While it seems pretty clear from his unprovoked and increasingly hostile responses that Saurav is an expert Internet troll, he does bring up some valid points.
The sometimes obtuse nature of the open source world, especially on the side of development, has often been cited as a reason projects stagnate. New developers are not welcomed in as they should be, but instead can be mocked or pushed away by the “old guard” who simply want to continue doing things they same way they’ve always been done.
There’s also no debating that Ubuntu and Android have managed to push the usability of Linux-based operating systems well into the mainstream, a feat that many others had failed at previously. But while Android has remained more or less universally loved in the community, we are starting to see a backlash against Ubuntu and its derivatives for somehow being “too easy”. Ubuntu users are openly mocked in certain corners of the Internet, simply because they didn’t have the time or desire to learn “proper” Linux.
While it would be wonderful if every single person running a desktop Linux distribution knew how to build themselves a new kernel from source, the reality of it is that the vast majority of users don’t have the time, desire, or need to learn that much about the underlying system.
It would be a bit like saying that everyone who drives a car should know how to swap the engine out; it’s simply unreasonable. But more to the point, it’s unnecessary.
While Eric Raymond, and the commenters on his site, were certainly not wrong in their handling of this situation, it cannot be denied that some of the arguments put forward by Saurav have an element of truth to them. Even if they didn’t technically apply to this particular situation.
We as a community should stop infighting based on such arbitrary decisions as which GNU/Linux distribution you run. The whole idea of FOSS is to give the user the freedom to chose what they do with software, so it only stands to logic that the FOSS community as a whole should be supportive of the wishes of individual users, whatever they may be.
That said, from a development aspect, standards must be maintained. It is important to adhere to proper standards and practices, and not allow sloppy work to become to the norm simply because there are users which consider the kind of criticism Raymond was giving to be “nitpicking”.

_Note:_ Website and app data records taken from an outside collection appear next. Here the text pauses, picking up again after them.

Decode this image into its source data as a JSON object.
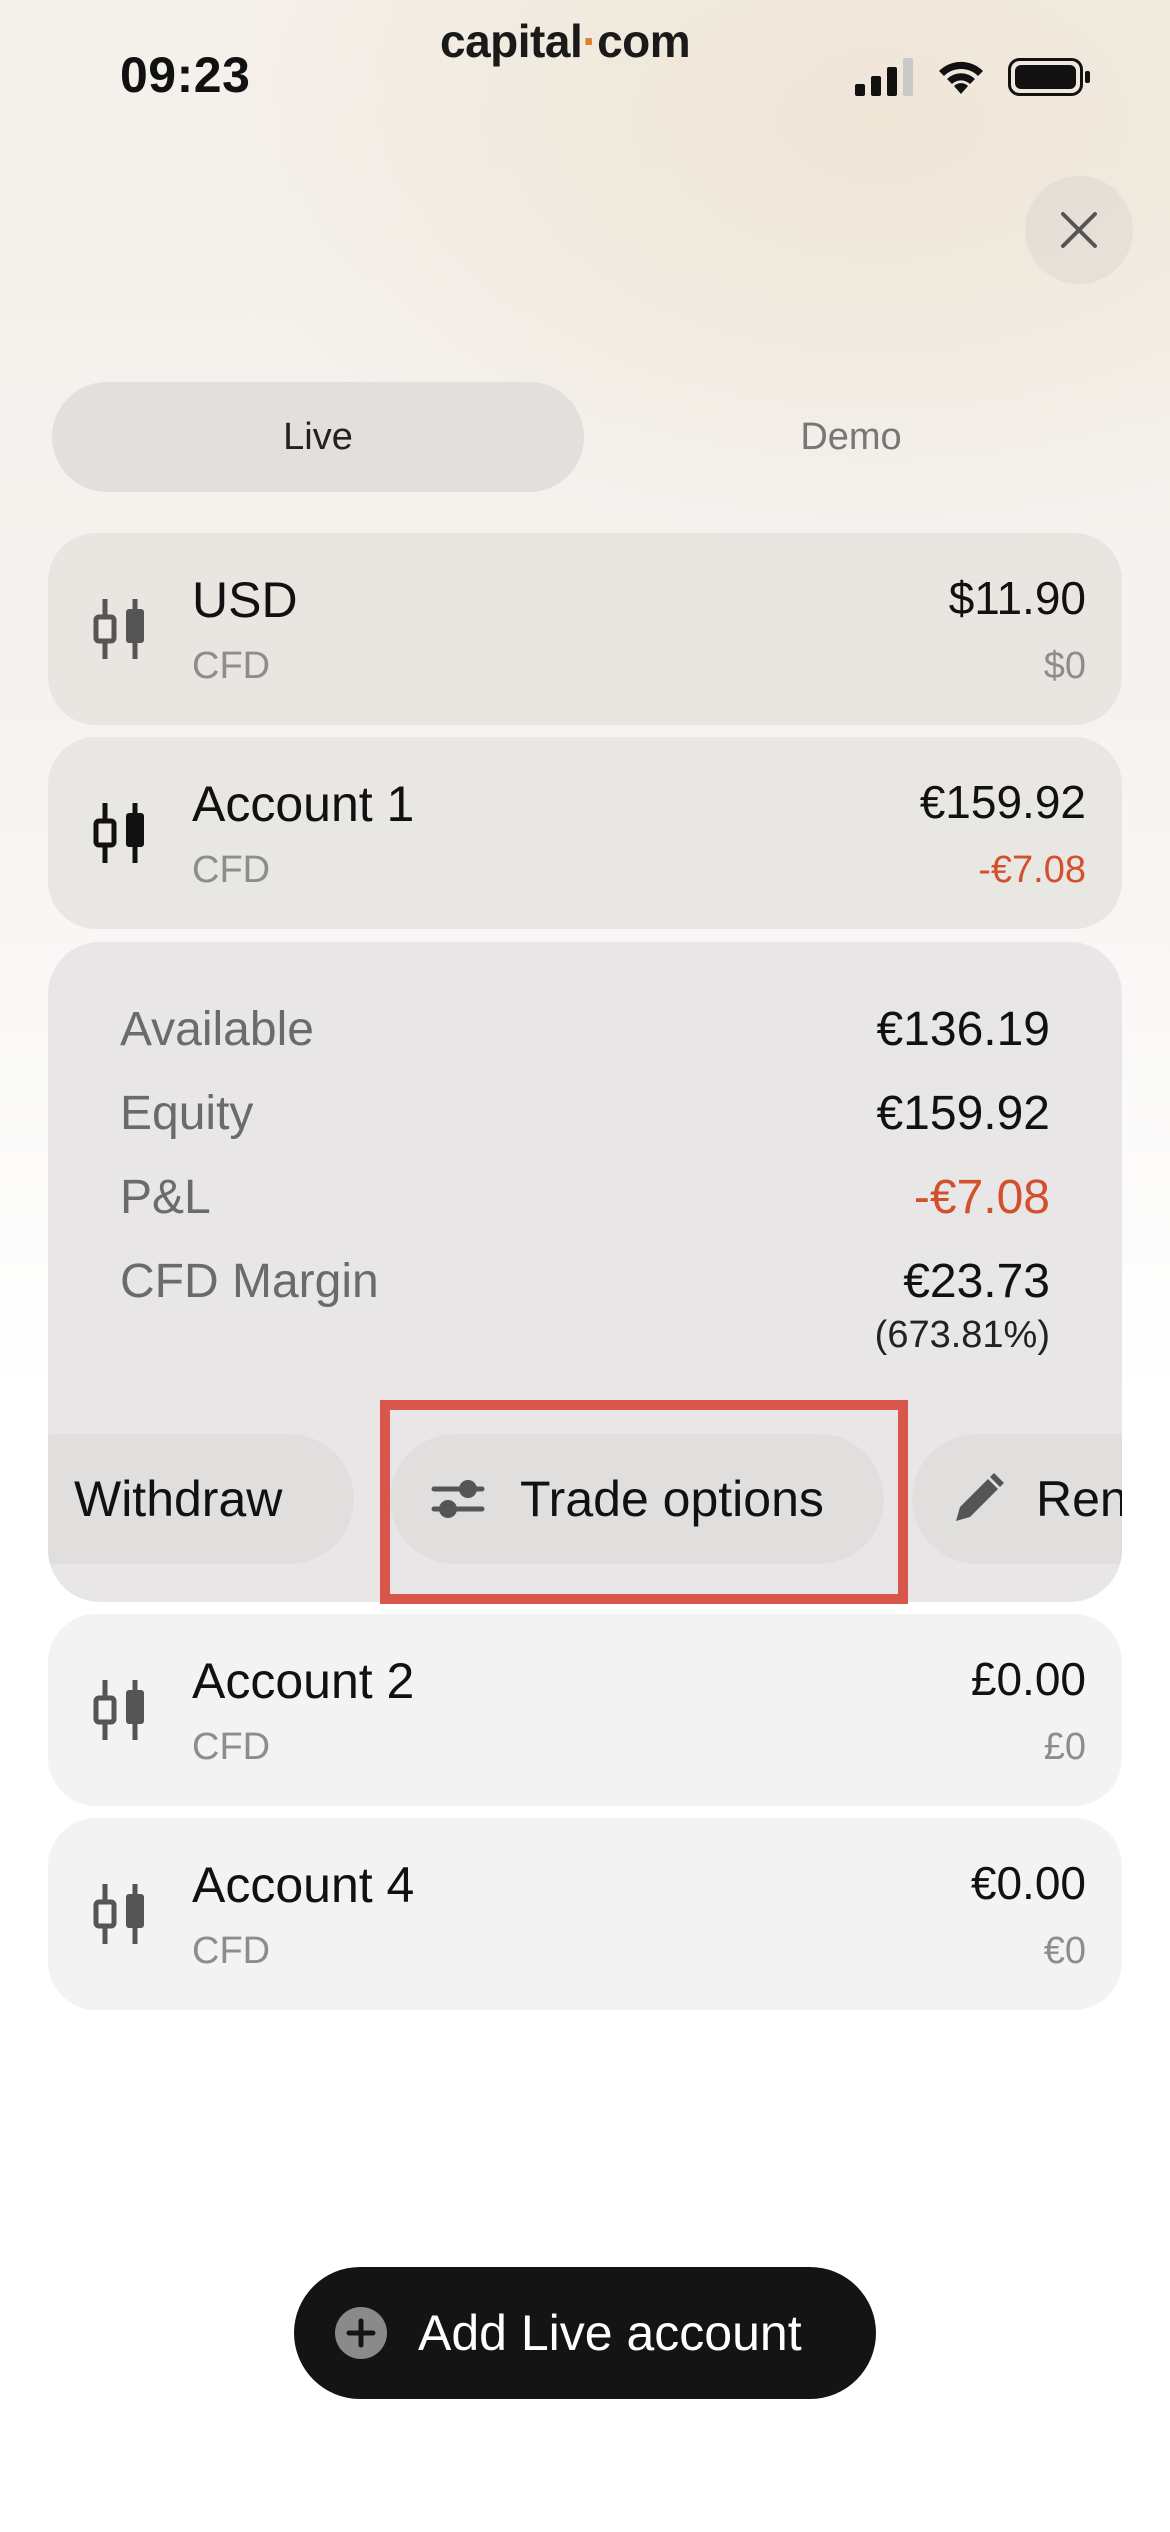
{
  "status_bar": {
    "time": "09:23"
  },
  "brand": {
    "left": "capital",
    "dot": "·",
    "right": "com"
  },
  "tabs": {
    "live": "Live",
    "demo": "Demo"
  },
  "accounts": [
    {
      "name": "USD",
      "type": "CFD",
      "balance": "$11.90",
      "pnl": "$0"
    },
    {
      "name": "Account 1",
      "type": "CFD",
      "balance": "€159.92",
      "pnl": "-€7.08"
    },
    {
      "name": "Account 2",
      "type": "CFD",
      "balance": "£0.00",
      "pnl": "£0"
    },
    {
      "name": "Account 4",
      "type": "CFD",
      "balance": "€0.00",
      "pnl": "€0"
    }
  ],
  "details": {
    "available_label": "Available",
    "available_value": "€136.19",
    "equity_label": "Equity",
    "equity_value": "€159.92",
    "pnl_label": "P&L",
    "pnl_value": "-€7.08",
    "margin_label": "CFD Margin",
    "margin_value": "€23.73",
    "margin_pct": "(673.81%)"
  },
  "actions": {
    "withdraw": "Withdraw",
    "trade_options": "Trade options",
    "rename": "Ren"
  },
  "add_button": {
    "label": "Add Live account"
  },
  "colors": {
    "negative": "#d2502c",
    "highlight": "#d9574a",
    "accent": "#d9812f"
  }
}
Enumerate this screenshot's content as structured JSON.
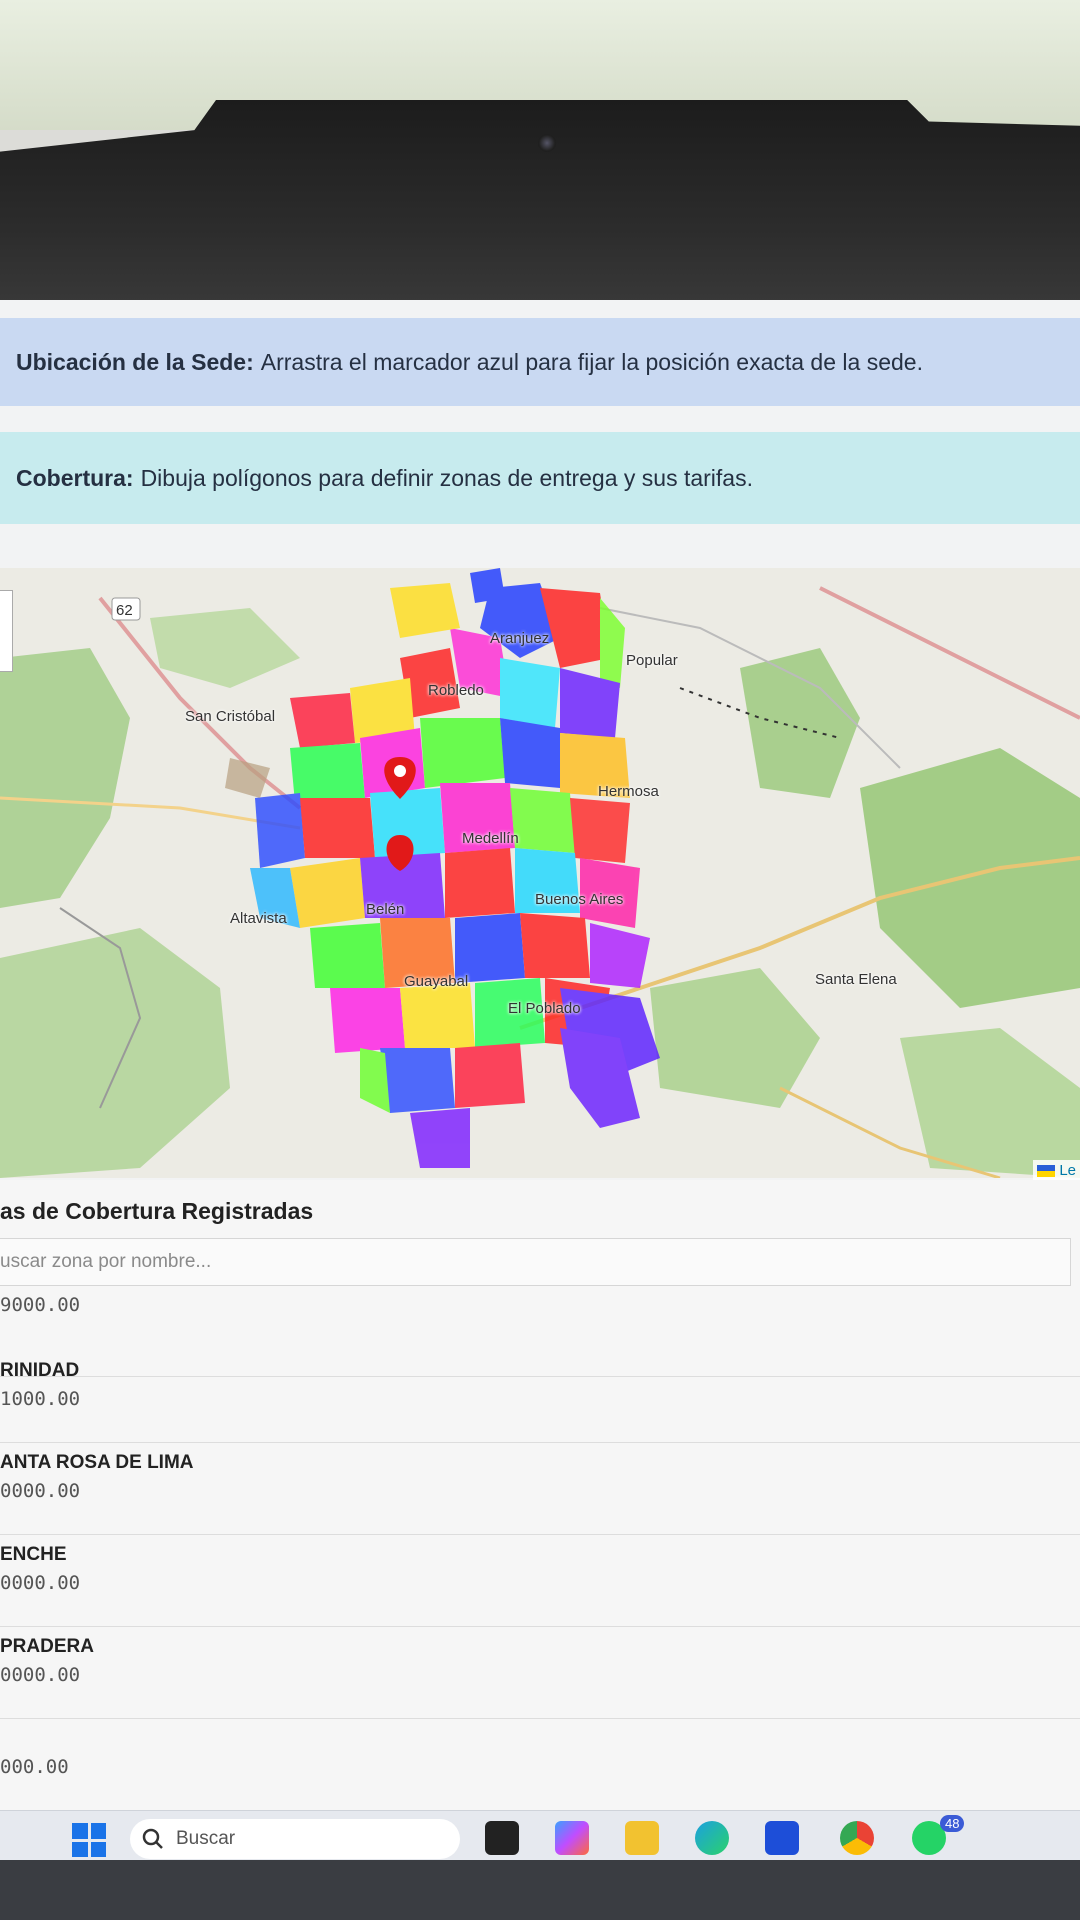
{
  "alerts": {
    "location_label": "Ubicación de la Sede:",
    "location_text": "Arrastra el marcador azul para fijar la posición exacta de la sede.",
    "coverage_label": "Cobertura:",
    "coverage_text": "Dibuja polígonos para definir zonas de entrega y sus tarifas."
  },
  "map": {
    "places": [
      "San Cristóbal",
      "Altavista",
      "Popular",
      "Hermosa",
      "Buenos Aires",
      "Santa Elena",
      "El Poblado",
      "Medellín",
      "Guayabal",
      "Belén",
      "Robledo",
      "Aranjuez"
    ],
    "road_shield": "62",
    "attribution": "Le"
  },
  "zones_panel": {
    "title": "as de Cobertura Registradas",
    "search_placeholder": "uscar zona por nombre..."
  },
  "zones": [
    {
      "name": "",
      "price": "9000.00"
    },
    {
      "name": "RINIDAD",
      "price": "1000.00"
    },
    {
      "name": "ANTA ROSA DE LIMA",
      "price": "0000.00"
    },
    {
      "name": "ENCHE",
      "price": "0000.00"
    },
    {
      "name": "PRADERA",
      "price": "0000.00"
    },
    {
      "name": "",
      "price": "000.00"
    }
  ],
  "taskbar": {
    "search_label": "Buscar",
    "notification_count": "48"
  }
}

As very clearly pointed out during this exchange on Raymond’s blog, humans may be very good at finding the hidden meaning in obscured data, but they are just as easily able to miss the things staring them right in the face.